### Records
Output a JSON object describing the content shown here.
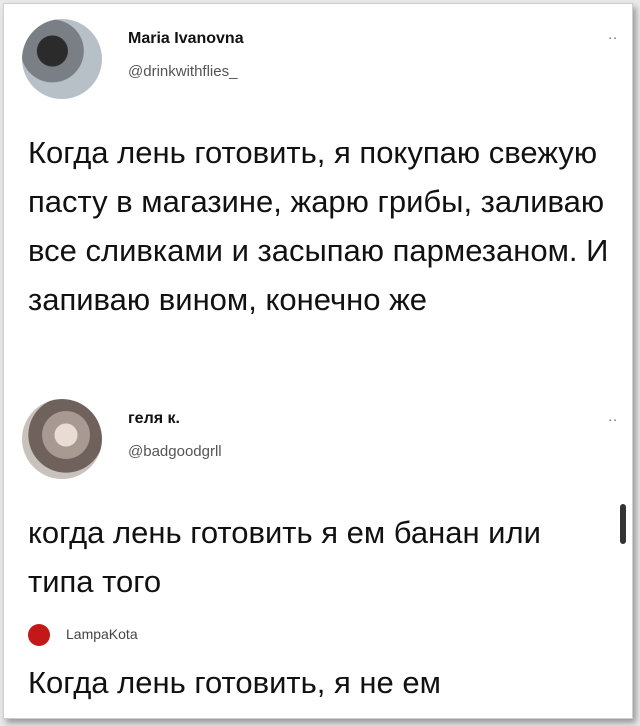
{
  "tweets": [
    {
      "name": "Maria Ivanovna",
      "handle": "@drinkwithflies_",
      "more": "..",
      "text": "Когда лень готовить, я покупаю свежую пасту в магазине, жарю грибы, заливаю все сливками и засыпаю пармезаном. И запиваю вином, конечно же"
    },
    {
      "name": "геля к.",
      "handle": "@badgoodgrll",
      "more": "..",
      "text": "когда лень готовить я ем банан или типа того"
    }
  ],
  "third": {
    "label": "LampaKota",
    "text": "Когда лень готовить, я не ем"
  }
}
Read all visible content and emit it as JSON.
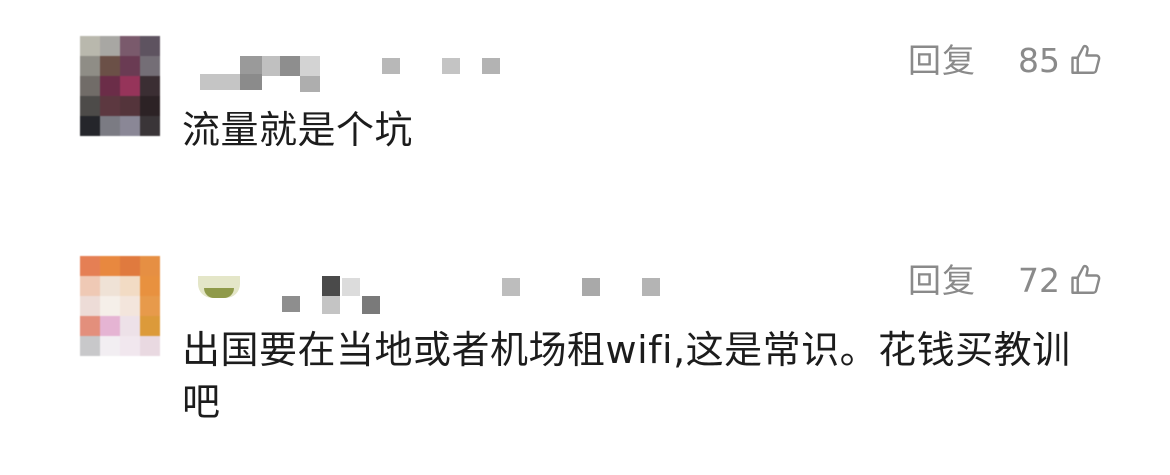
{
  "comments": [
    {
      "reply_label": "回复",
      "likes": "85",
      "text": "流量就是个坑",
      "avatar_icon": "pixelated-avatar-icon",
      "like_icon": "thumbs-up-icon"
    },
    {
      "reply_label": "回复",
      "likes": "72",
      "text": "出国要在当地或者机场租wifi,这是常识。花钱买教训吧",
      "avatar_icon": "pixelated-avatar-icon",
      "like_icon": "thumbs-up-icon"
    }
  ]
}
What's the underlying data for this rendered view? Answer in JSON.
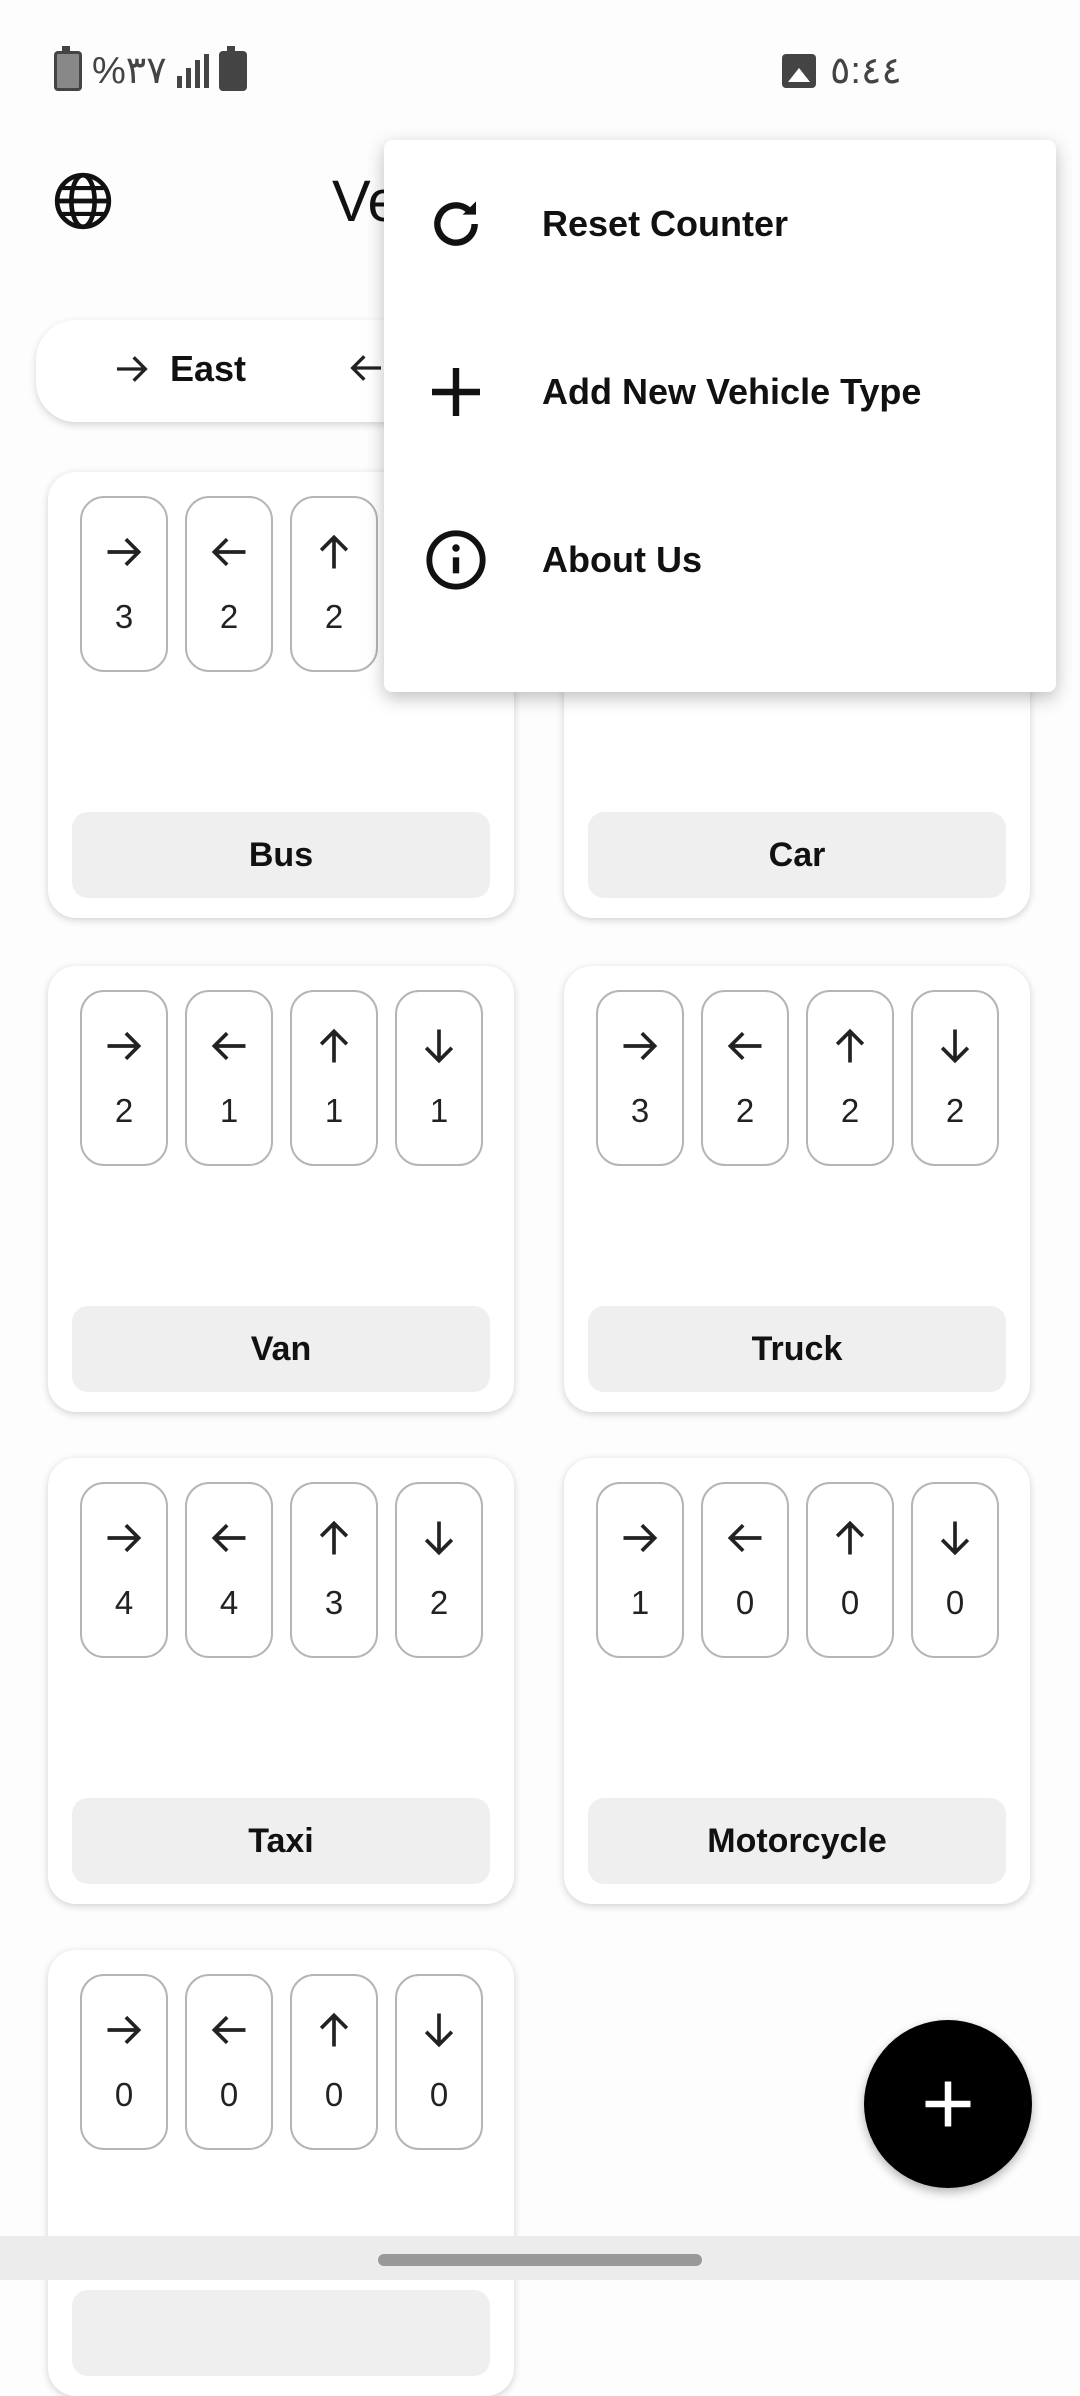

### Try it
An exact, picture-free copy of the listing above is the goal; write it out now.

### Response to this task
Output a JSON object describing the content shown here.
{
  "tweets": [
    {
      "name": "Maria Ivanovna",
      "handle": "@drinkwithflies_",
      "more": "..",
      "text": "Когда лень готовить, я покупаю свежую пасту в магазине, жарю грибы, заливаю все сливками и засыпаю пармезаном. И запиваю вином, конечно же"
    },
    {
      "name": "геля к.",
      "handle": "@badgoodgrll",
      "more": "..",
      "text": "когда лень готовить я ем банан или типа того"
    }
  ],
  "third": {
    "label": "LampaKota",
    "text": "Когда лень готовить, я не ем"
  }
}
Read all visible content and emit it as JSON.
{
  "comments": [
    {
      "reply_label": "回复",
      "likes": "85",
      "text": "流量就是个坑",
      "avatar_icon": "pixelated-avatar-icon",
      "like_icon": "thumbs-up-icon"
    },
    {
      "reply_label": "回复",
      "likes": "72",
      "text": "出国要在当地或者机场租wifi,这是常识。花钱买教训吧",
      "avatar_icon": "pixelated-avatar-icon",
      "like_icon": "thumbs-up-icon"
    }
  ]
}
What's the underlying data for this rendered view? Answer in JSON.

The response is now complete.